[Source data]
+---+

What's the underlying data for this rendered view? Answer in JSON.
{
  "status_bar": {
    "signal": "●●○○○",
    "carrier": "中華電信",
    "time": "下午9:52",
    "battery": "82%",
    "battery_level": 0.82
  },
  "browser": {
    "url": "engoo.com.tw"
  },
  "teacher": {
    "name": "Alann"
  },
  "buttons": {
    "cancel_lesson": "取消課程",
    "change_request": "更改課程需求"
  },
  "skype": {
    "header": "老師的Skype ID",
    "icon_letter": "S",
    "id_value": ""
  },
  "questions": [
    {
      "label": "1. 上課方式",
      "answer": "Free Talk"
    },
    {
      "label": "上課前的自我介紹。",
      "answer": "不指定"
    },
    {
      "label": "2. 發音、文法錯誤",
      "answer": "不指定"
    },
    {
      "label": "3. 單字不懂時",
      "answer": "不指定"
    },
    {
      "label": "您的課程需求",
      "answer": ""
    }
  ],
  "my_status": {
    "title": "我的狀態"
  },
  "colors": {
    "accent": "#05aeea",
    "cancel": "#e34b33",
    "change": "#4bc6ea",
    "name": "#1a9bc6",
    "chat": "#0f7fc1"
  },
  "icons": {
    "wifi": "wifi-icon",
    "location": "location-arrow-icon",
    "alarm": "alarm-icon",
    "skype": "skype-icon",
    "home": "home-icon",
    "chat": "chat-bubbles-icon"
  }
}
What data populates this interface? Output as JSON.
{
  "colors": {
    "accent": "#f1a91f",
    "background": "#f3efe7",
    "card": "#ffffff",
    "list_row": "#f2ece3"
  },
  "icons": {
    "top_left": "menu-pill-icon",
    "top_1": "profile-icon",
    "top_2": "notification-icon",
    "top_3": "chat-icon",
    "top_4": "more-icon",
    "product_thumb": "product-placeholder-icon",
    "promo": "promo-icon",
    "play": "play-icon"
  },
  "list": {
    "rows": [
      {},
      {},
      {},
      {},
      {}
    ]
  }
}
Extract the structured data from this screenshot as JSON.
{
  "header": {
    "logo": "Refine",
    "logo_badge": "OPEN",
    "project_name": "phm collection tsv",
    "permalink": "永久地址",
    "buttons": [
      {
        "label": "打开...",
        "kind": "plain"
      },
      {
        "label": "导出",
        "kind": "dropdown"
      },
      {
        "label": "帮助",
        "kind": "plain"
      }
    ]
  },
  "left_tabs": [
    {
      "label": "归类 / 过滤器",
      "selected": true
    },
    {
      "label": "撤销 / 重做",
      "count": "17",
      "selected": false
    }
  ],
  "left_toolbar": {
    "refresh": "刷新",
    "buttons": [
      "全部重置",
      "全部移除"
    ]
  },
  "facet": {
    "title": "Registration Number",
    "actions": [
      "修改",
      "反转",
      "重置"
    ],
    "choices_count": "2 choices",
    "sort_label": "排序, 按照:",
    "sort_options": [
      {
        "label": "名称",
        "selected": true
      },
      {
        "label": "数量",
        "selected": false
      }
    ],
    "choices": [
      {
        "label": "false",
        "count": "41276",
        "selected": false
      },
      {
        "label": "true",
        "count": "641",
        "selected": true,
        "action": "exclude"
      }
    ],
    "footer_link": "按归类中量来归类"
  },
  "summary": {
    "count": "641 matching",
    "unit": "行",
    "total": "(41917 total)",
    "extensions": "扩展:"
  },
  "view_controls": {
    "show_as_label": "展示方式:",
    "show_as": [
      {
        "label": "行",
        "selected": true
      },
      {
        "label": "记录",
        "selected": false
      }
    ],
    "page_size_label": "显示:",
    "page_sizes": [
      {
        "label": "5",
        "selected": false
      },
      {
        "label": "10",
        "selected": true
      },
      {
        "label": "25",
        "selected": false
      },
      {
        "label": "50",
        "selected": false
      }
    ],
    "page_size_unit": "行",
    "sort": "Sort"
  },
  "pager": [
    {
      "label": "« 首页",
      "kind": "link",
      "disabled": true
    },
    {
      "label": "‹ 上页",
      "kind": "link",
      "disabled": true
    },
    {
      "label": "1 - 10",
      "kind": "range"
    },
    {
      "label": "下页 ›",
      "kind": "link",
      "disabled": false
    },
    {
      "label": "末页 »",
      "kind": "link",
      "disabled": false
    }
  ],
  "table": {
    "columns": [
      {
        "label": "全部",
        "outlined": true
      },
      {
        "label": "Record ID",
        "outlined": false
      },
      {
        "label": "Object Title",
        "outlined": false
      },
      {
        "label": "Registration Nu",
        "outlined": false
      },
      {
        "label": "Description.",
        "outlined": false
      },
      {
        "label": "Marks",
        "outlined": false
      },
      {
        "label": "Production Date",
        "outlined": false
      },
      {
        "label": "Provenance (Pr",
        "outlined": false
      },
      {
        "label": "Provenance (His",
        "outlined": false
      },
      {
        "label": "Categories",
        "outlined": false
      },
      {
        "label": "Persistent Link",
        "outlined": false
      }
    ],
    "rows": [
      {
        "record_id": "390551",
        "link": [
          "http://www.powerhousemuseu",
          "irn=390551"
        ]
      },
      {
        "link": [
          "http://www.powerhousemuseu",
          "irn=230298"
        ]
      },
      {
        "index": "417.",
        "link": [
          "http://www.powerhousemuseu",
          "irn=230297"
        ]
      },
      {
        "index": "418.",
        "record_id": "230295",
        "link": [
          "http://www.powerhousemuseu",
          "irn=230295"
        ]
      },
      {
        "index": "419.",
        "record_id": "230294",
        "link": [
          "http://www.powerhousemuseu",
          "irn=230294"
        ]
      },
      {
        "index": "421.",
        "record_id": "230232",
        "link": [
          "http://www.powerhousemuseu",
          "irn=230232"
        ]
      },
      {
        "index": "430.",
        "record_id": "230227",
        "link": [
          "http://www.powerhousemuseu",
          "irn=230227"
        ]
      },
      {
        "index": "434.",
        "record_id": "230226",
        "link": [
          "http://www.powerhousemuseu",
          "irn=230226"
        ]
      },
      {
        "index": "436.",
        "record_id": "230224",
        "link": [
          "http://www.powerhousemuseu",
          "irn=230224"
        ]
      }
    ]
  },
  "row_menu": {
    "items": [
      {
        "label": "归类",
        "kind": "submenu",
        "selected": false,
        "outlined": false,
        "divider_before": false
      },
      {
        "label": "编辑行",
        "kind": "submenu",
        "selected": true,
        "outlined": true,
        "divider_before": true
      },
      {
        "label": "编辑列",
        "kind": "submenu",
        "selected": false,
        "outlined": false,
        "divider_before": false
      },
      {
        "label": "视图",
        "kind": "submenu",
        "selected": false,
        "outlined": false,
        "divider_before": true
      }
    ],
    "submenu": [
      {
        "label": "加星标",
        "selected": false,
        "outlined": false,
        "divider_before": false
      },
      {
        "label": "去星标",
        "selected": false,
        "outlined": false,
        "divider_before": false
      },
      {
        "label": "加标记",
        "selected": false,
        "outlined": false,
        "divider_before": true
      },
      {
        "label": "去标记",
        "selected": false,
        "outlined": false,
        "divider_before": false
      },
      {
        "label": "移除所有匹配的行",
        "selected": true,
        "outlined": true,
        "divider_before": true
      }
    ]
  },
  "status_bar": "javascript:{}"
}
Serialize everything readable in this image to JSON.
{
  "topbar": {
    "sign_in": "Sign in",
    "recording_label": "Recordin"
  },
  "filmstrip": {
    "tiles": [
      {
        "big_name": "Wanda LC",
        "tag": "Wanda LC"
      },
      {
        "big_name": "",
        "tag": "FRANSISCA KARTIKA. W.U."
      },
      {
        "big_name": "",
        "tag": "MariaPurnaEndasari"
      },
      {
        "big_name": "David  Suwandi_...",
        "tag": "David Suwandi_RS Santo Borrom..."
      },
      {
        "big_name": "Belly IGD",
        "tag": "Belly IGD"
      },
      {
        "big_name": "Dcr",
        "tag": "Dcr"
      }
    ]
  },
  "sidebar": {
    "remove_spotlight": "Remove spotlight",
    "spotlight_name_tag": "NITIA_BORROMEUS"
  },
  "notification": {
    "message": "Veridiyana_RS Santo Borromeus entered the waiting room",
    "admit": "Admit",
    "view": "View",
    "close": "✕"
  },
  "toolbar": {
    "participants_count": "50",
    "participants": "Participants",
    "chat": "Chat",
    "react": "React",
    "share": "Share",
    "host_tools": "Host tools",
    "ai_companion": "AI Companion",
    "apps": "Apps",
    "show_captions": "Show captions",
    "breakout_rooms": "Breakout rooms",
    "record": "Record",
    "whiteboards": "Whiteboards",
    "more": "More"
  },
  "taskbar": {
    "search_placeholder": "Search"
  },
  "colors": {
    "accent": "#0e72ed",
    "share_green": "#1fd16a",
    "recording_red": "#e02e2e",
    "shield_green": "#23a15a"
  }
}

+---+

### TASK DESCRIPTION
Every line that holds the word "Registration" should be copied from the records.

### TASK RESPONSE
    "title": "Registration Number",
        "label": "Registration Nu",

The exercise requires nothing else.